> [ACTIVITY] Every line of the listing below should be written out exactly, minus its images.

> [DATA UNDER STUDY]

□ □ □ □ □ □ □

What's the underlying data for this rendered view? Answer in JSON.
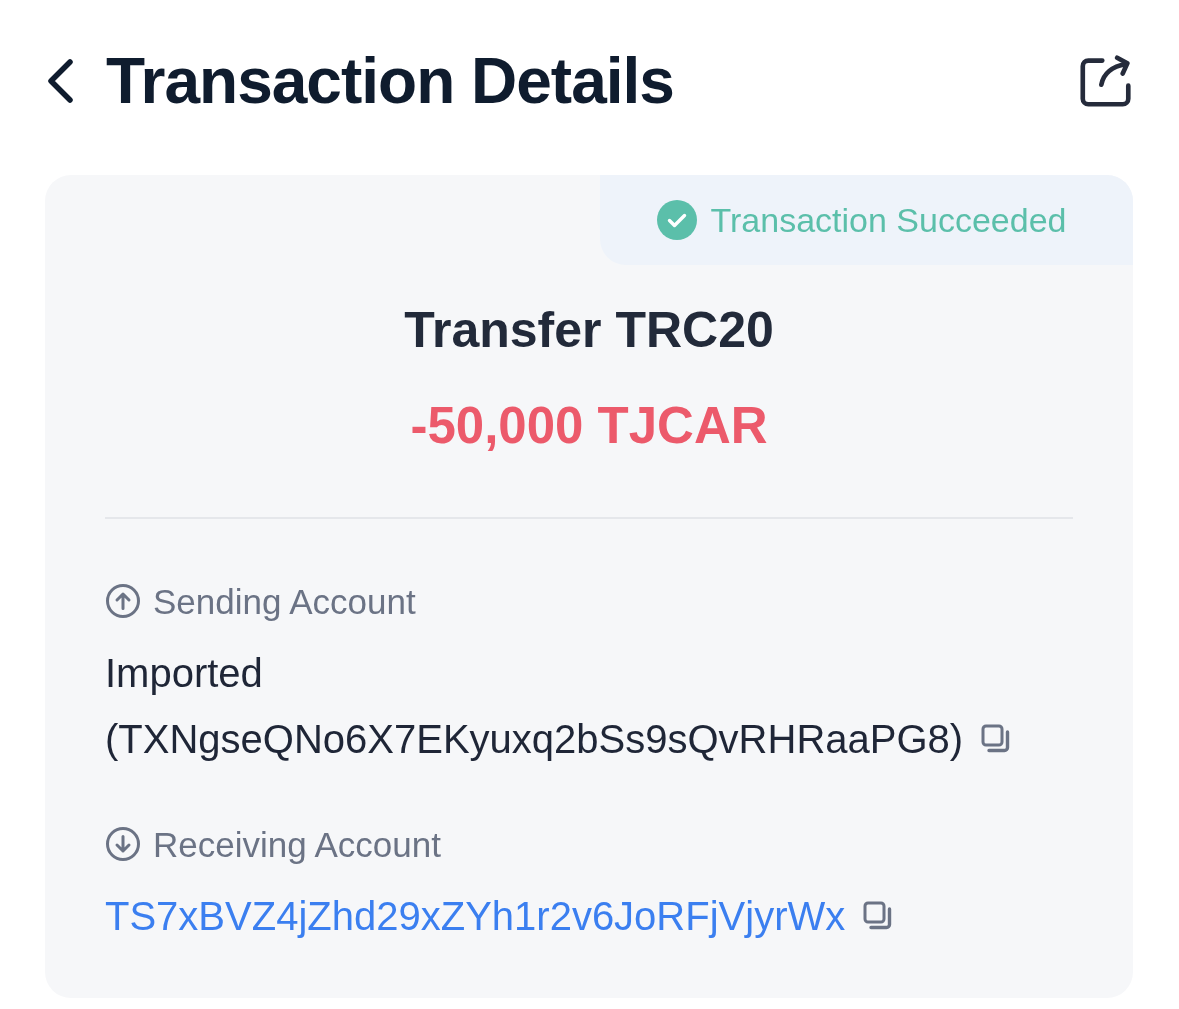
{
  "header": {
    "title": "Transaction Details"
  },
  "card": {
    "status": {
      "label": "Transaction Succeeded",
      "kind": "success"
    },
    "title": "Transfer TRC20",
    "amount": {
      "text": "-50,000 TJCAR",
      "kind": "debit"
    },
    "accounts": [
      {
        "kind": "sending",
        "label": "Sending Account",
        "values": [
          {
            "text": "Imported",
            "kind": "plain",
            "copy": false
          },
          {
            "text": "(TXNgseQNo6X7EKyuxq2bSs9sQvRHRaaPG8)",
            "kind": "plain",
            "copy": true
          }
        ]
      },
      {
        "kind": "receiving",
        "label": "Receiving Account",
        "values": [
          {
            "text": "TS7xBVZ4jZhd29xZYh1r2v6JoRFjVjyrWx",
            "kind": "link",
            "copy": true
          }
        ]
      }
    ]
  }
}
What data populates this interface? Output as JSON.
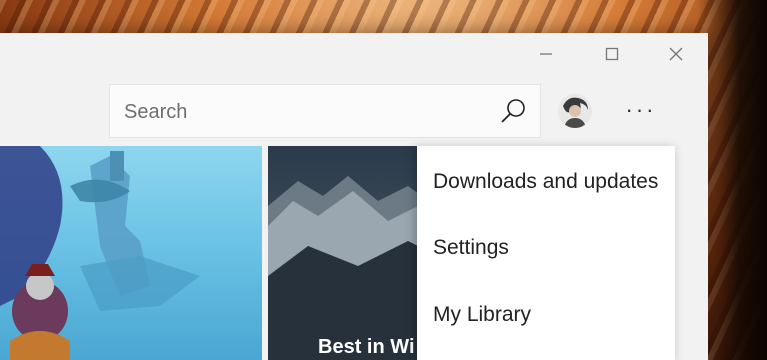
{
  "search": {
    "placeholder": "Search",
    "icon": "search-icon"
  },
  "account": {
    "avatar_icon": "avatar"
  },
  "more": {
    "label": "···"
  },
  "window_controls": [
    "minimize-icon",
    "maximize-icon",
    "close-icon"
  ],
  "featured": {
    "right_tile_caption": "Best in Wi"
  },
  "menu": {
    "items": [
      {
        "label": "Downloads and updates"
      },
      {
        "label": "Settings"
      },
      {
        "label": "My Library"
      }
    ]
  },
  "colors": {
    "menu_bg": "#ffffff",
    "window_bg": "#f2f2f2",
    "search_bg": "#fbfbfb"
  }
}
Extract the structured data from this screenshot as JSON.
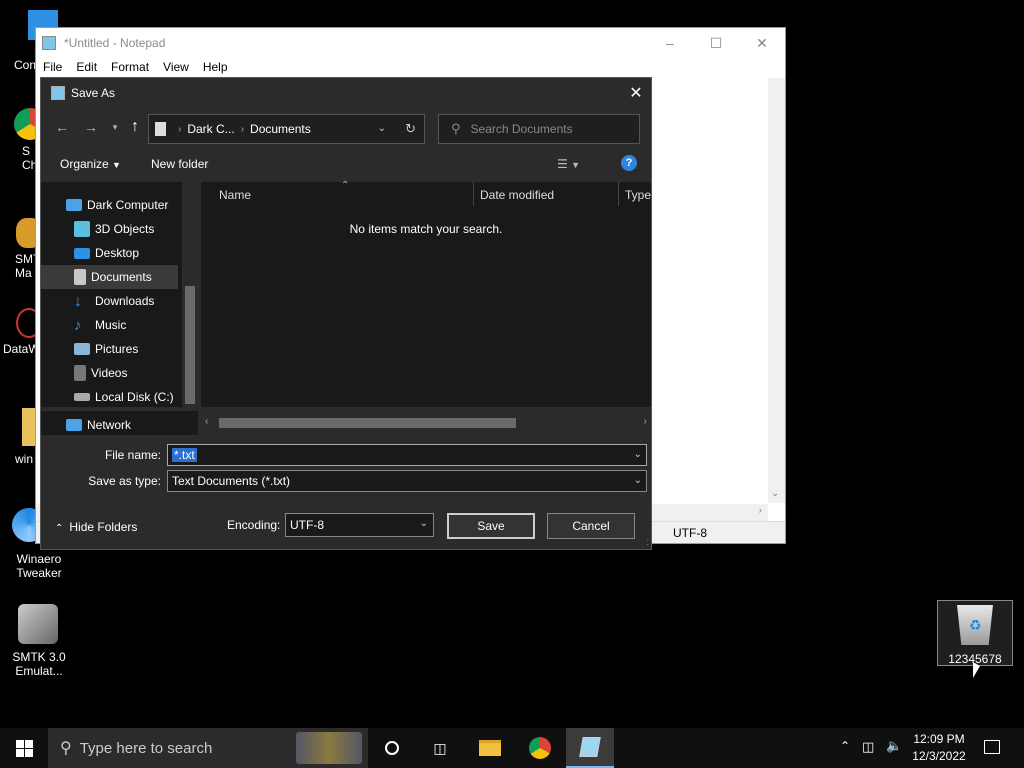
{
  "desktop": {
    "icons": [
      {
        "label": "D Con"
      },
      {
        "label": "S\nChi"
      },
      {
        "label": "SMT\nMa"
      },
      {
        "label": "DataW"
      },
      {
        "label": "win"
      },
      {
        "label": "Winaero\nTweaker"
      },
      {
        "label": "SMTK 3.0\nEmulat..."
      }
    ],
    "recycle_bin_label": "12345678"
  },
  "notepad": {
    "title": "*Untitled - Notepad",
    "menu": [
      "File",
      "Edit",
      "Format",
      "View",
      "Help"
    ],
    "status_encoding": "UTF-8"
  },
  "dialog": {
    "title": "Save As",
    "address": {
      "crumb1": "Dark C...",
      "crumb2": "Documents"
    },
    "search_placeholder": "Search Documents",
    "organize_label": "Organize",
    "new_folder_label": "New folder",
    "nav_items": [
      {
        "label": "Dark Computer",
        "icon": "computer-icon",
        "color": "#4aa3e8"
      },
      {
        "label": "3D Objects",
        "icon": "cube-icon",
        "color": "#5bc0de"
      },
      {
        "label": "Desktop",
        "icon": "desktop-icon",
        "color": "#2f8fe0"
      },
      {
        "label": "Documents",
        "icon": "document-icon",
        "color": "#c8c8c8"
      },
      {
        "label": "Downloads",
        "icon": "download-icon",
        "color": "#3a8ee6"
      },
      {
        "label": "Music",
        "icon": "music-icon",
        "color": "#3a8ee6"
      },
      {
        "label": "Pictures",
        "icon": "picture-icon",
        "color": "#8ab4d8"
      },
      {
        "label": "Videos",
        "icon": "video-icon",
        "color": "#777"
      },
      {
        "label": "Local Disk (C:)",
        "icon": "disk-icon",
        "color": "#aaa"
      },
      {
        "label": "Network",
        "icon": "network-icon",
        "color": "#4aa3e8"
      }
    ],
    "columns": [
      "Name",
      "Date modified",
      "Type"
    ],
    "empty_message": "No items match your search.",
    "file_name_label": "File name:",
    "file_name_value": "*.txt",
    "save_type_label": "Save as type:",
    "save_type_value": "Text Documents (*.txt)",
    "hide_folders_label": "Hide Folders",
    "encoding_label": "Encoding:",
    "encoding_value": "UTF-8",
    "save_label": "Save",
    "cancel_label": "Cancel"
  },
  "taskbar": {
    "search_placeholder": "Type here to search",
    "time": "12:09 PM",
    "date": "12/3/2022"
  }
}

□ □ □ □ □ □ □

> [FINISHED EXERCISE]
What's the underlying data for this rendered view? Answer in JSON.
{
  "header": {
    "title": "Transaction Details"
  },
  "card": {
    "status": {
      "label": "Transaction Succeeded",
      "kind": "success"
    },
    "title": "Transfer TRC20",
    "amount": {
      "text": "-50,000 TJCAR",
      "kind": "debit"
    },
    "accounts": [
      {
        "kind": "sending",
        "label": "Sending Account",
        "values": [
          {
            "text": "Imported",
            "kind": "plain",
            "copy": false
          },
          {
            "text": "(TXNgseQNo6X7EKyuxq2bSs9sQvRHRaaPG8)",
            "kind": "plain",
            "copy": true
          }
        ]
      },
      {
        "kind": "receiving",
        "label": "Receiving Account",
        "values": [
          {
            "text": "TS7xBVZ4jZhd29xZYh1r2v6JoRFjVjyrWx",
            "kind": "link",
            "copy": true
          }
        ]
      }
    ]
  }
}
What data populates this interface? Output as JSON.
{
  "search": {
    "placeholder": "Search",
    "icon": "search-icon"
  },
  "account": {
    "avatar_icon": "avatar"
  },
  "more": {
    "label": "···"
  },
  "window_controls": [
    "minimize-icon",
    "maximize-icon",
    "close-icon"
  ],
  "featured": {
    "right_tile_caption": "Best in Wi"
  },
  "menu": {
    "items": [
      {
        "label": "Downloads and updates"
      },
      {
        "label": "Settings"
      },
      {
        "label": "My Library"
      }
    ]
  },
  "colors": {
    "menu_bg": "#ffffff",
    "window_bg": "#f2f2f2",
    "search_bg": "#fbfbfb"
  }
}
Extract the structured data from this screenshot as JSON.
{
  "desktop": {
    "icons": [
      {
        "label": "D Con"
      },
      {
        "label": "S\nChi"
      },
      {
        "label": "SMT\nMa"
      },
      {
        "label": "DataW"
      },
      {
        "label": "win"
      },
      {
        "label": "Winaero\nTweaker"
      },
      {
        "label": "SMTK 3.0\nEmulat..."
      }
    ],
    "recycle_bin_label": "12345678"
  },
  "notepad": {
    "title": "*Untitled - Notepad",
    "menu": [
      "File",
      "Edit",
      "Format",
      "View",
      "Help"
    ],
    "status_encoding": "UTF-8"
  },
  "dialog": {
    "title": "Save As",
    "address": {
      "crumb1": "Dark C...",
      "crumb2": "Documents"
    },
    "search_placeholder": "Search Documents",
    "organize_label": "Organize",
    "new_folder_label": "New folder",
    "nav_items": [
      {
        "label": "Dark Computer",
        "icon": "computer-icon",
        "color": "#4aa3e8"
      },
      {
        "label": "3D Objects",
        "icon": "cube-icon",
        "color": "#5bc0de"
      },
      {
        "label": "Desktop",
        "icon": "desktop-icon",
        "color": "#2f8fe0"
      },
      {
        "label": "Documents",
        "icon": "document-icon",
        "color": "#c8c8c8"
      },
      {
        "label": "Downloads",
        "icon": "download-icon",
        "color": "#3a8ee6"
      },
      {
        "label": "Music",
        "icon": "music-icon",
        "color": "#3a8ee6"
      },
      {
        "label": "Pictures",
        "icon": "picture-icon",
        "color": "#8ab4d8"
      },
      {
        "label": "Videos",
        "icon": "video-icon",
        "color": "#777"
      },
      {
        "label": "Local Disk (C:)",
        "icon": "disk-icon",
        "color": "#aaa"
      },
      {
        "label": "Network",
        "icon": "network-icon",
        "color": "#4aa3e8"
      }
    ],
    "columns": [
      "Name",
      "Date modified",
      "Type"
    ],
    "empty_message": "No items match your search.",
    "file_name_label": "File name:",
    "file_name_value": "*.txt",
    "save_type_label": "Save as type:",
    "save_type_value": "Text Documents (*.txt)",
    "hide_folders_label": "Hide Folders",
    "encoding_label": "Encoding:",
    "encoding_value": "UTF-8",
    "save_label": "Save",
    "cancel_label": "Cancel"
  },
  "taskbar": {
    "search_placeholder": "Type here to search",
    "time": "12:09 PM",
    "date": "12/3/2022"
  }
}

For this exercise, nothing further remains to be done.